Of late, it seems that any break on the academic calendar could not come soon enough. Last winter, I had five papers and one sit-down exam standing between me and winter break, and this past week I had a to-do with countless things tasks and lots of added stresses making me extremely anxious for a vacation.
While some readers might not get the reference in the opening sentence, I thought that the Georgetown’s Fight Song fit well in these circumstances. Yes, readers, it has been a very long time since last we met.
In my last post, nearly a month and a half ago, I wrote about my gelatin-wrecked vegetarian diet and my resolution to start anew. Since that time much has happened.
Like the fall semester, the spring term has been equally, if not more, busy. Once again taking a full courseload, I am also working my job at school, commuting to an internship and juggling various extracurricular activities. In light of this, I have come to the realization that 24 hours in a day are just not enough. WIth so much on plate, my resolution for weekly blogging became like the decadent dessert calling my name on the counter. Unfortunately, with so much else weighing me down, giving in to the temptation of blogging would have only put me behind on the things I actually needed to do. Continue reading →
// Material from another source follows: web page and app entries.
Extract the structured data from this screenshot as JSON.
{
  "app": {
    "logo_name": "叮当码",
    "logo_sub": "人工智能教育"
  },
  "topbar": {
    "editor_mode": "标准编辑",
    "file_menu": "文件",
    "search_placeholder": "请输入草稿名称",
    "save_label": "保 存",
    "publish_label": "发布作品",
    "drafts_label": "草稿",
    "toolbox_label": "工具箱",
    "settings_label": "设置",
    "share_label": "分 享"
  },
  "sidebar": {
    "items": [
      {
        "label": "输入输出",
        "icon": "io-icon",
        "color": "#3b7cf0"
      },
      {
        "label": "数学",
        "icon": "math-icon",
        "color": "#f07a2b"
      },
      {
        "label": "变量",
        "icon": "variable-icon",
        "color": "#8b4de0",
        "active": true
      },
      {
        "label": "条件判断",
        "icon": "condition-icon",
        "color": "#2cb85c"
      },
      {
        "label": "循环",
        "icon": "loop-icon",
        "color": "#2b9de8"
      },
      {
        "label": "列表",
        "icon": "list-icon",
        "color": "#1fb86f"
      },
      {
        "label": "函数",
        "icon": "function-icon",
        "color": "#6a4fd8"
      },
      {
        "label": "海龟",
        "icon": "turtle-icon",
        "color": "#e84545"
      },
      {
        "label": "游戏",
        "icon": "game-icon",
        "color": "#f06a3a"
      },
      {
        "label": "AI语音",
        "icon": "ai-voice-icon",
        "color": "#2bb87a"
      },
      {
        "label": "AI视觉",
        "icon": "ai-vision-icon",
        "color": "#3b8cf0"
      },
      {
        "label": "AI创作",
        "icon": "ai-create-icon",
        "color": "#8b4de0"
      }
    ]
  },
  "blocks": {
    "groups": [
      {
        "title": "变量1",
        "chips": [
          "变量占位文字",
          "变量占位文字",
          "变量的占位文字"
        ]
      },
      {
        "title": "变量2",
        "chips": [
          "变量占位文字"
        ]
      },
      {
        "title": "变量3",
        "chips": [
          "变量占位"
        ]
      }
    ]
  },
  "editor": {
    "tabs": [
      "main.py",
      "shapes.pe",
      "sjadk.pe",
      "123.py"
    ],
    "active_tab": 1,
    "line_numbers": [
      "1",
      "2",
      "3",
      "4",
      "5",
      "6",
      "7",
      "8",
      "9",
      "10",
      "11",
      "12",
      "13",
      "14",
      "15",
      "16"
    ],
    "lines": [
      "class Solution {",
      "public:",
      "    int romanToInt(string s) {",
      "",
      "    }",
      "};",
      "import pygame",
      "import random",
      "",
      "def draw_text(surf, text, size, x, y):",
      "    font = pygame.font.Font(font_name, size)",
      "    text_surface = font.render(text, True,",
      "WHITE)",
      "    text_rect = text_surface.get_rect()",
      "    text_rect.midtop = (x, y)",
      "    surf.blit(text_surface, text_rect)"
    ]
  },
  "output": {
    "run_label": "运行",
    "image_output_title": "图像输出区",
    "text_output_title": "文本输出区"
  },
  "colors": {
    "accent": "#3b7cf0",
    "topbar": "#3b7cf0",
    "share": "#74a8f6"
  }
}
Only 16 days into the new year and already I have failed.
Earlier this month I resolved to renew my blogging habits and write at least two to three posts a week. Yet, for those of you who might have noticed, this past week was without a single post. I will try, however, to rationalize my blogging absence. Continue reading →
Just three weeks ago I was longing for the end of finals and my return to the 401. Now, after nearly a month in Rhode Island, I am ready to make my return to the Hilltop and begin the spring semester of my junior year. As much as I enjoy spending time with my family and friends in R.I., Georgetown has become just as much as a home for me.
Although I keep procrastinating the packing necessary for my “homecoming,” I am very excited to get back to campus and see my second family. This past semester particularly I established such strong friendships, and I love my friends as if they were blood. But while my family in RI is happy that I am comfortable and in love with Georgetown, there is slight resentment anytime I reference the Hilltop as “home.” Even after only one semester, I was getting in trouble from my mom for dropping the “h” word when talking about Georgetown. After one such lecture, I wrote a reflective piece about finding my place at the university, later published as a viewpoint for the Georgetown HOYA. While I wrote the piece after my first semester, it still rings true, if not even more so. Continue reading →
This is one of my favorite stories to share, so please forgive me if you are someone who is hearing it for the bagillionth time.
As many of you know, last spring semester I studied away from the Georgetown Hilltop and relocated to the hillside of Fiesole in Florence, Italy. During those four months abroad, I commuted from my homestay to attend classes at Georgetown’s Tuscan villa, Villa Le Balze. As a homestay, I lived with another female student from the program in the home of a local family. My host mother was the sweetest, tiniest woman, and, as could be expected, she was an incredible cook. Every meal at Flavia’s table reminded me of those Sunday mornings as a child spent with my Italian great grandmothers.Continue reading →